In other words, when our users come across a real phish, we want them to report it right away.
This is what allows us to identify a company’s resilience to specific (active) threats and to enable an anti-phishing programs ability to mitigate phishing risk.
On a simulation level, we can analyze the user base’s performance in terms of the actions we are expecting them to take in response to a simulated phishing attack. What we are looking for is recognition and reporting.
Note: In the above graphic, we rate those users that fell for the simulated phish and reported it as having exhibited Desirable Behavior. This is because it demonstrates a basic principal of security in action: see something, say something.
How should a program respond to the behavioral analysis above?
Because the simulation’s resiliency rate (#reported/#susceptible) is good (3.22), we may not recommend a follow-up simulation be run to the entire user base.
However, this program should follow-up with those users that fell susceptible and did to not report to encourage them to report what they found. This way, in the event of a real phish, the organization’s IR team could analyze and respond before a breach occurs.
This could be accomplished in multiple ways:
- Re-run the simulation for those who fell susceptible and stress the importance of reporting

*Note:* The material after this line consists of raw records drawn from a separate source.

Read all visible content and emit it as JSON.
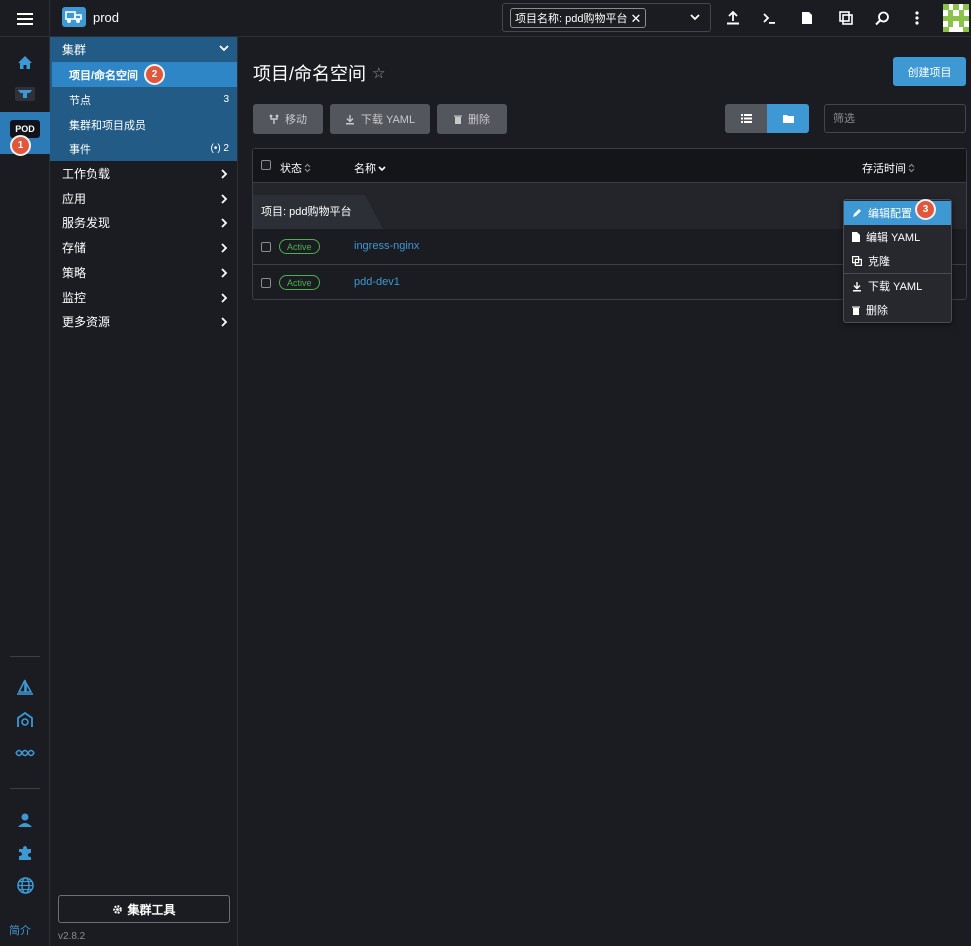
{
  "topbar": {
    "cluster_name": "prod",
    "namespace_chip": "项目名称: pdd购物平台",
    "icons": [
      "import-yaml-icon",
      "kubectl-shell-icon",
      "kubeconfig-icon",
      "copy-kubeconfig-icon",
      "search-icon",
      "more-icon"
    ]
  },
  "rail": {
    "pod_label": "POD",
    "about_label": "简介"
  },
  "sidemenu": {
    "group_label": "集群",
    "sub_items": [
      {
        "label": "项目/命名空间",
        "count": ""
      },
      {
        "label": "节点",
        "count": "3"
      },
      {
        "label": "集群和项目成员",
        "count": ""
      },
      {
        "label": "事件",
        "count": "(•) 2"
      }
    ],
    "items": [
      "工作负载",
      "应用",
      "服务发现",
      "存储",
      "策略",
      "监控",
      "更多资源"
    ],
    "cluster_tools_label": "集群工具",
    "version": "v2.8.2"
  },
  "main": {
    "title": "项目/命名空间",
    "create_label": "创建项目",
    "toolbar": {
      "move_label": "移动",
      "download_label": "下载 YAML",
      "delete_label": "删除"
    },
    "filter_placeholder": "筛选",
    "table": {
      "col_status": "状态",
      "col_name": "名称",
      "col_age": "存活时间",
      "group_label": "项目: pdd购物平台",
      "rows": [
        {
          "status": "Active",
          "name": "ingress-nginx"
        },
        {
          "status": "Active",
          "name": "pdd-dev1"
        }
      ]
    }
  },
  "context_menu": {
    "items": [
      {
        "label": "编辑配置",
        "icon": "pencil-icon"
      },
      {
        "label": "编辑 YAML",
        "icon": "file-icon"
      },
      {
        "label": "克隆",
        "icon": "copy-icon"
      },
      {
        "label": "下载 YAML",
        "icon": "download-icon"
      },
      {
        "label": "删除",
        "icon": "trash-icon"
      }
    ]
  },
  "badges": [
    "1",
    "2",
    "3"
  ],
  "colors": {
    "accent": "#3d98d3",
    "group_bg": "#225c86",
    "active_item": "#2f86c6",
    "status_active": "#4caf50",
    "badge": "#e0573c"
  }
}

- Send a follow-up training email providing guidance on phishing clues and the importance of reporting, especially in the event a user is susceptible.
- Openly congratulate those that report, regardless of susceptibility, to drive support of the mantra: See something, Say something.
Remember, program success is about recognition, reporting, and empowering the organization to mitigate threats left of breach, not about scenario failure rates. It’s this positive focus on reporting that is critical to ensuring anti-phishing programs helps drive user engagement in the security process.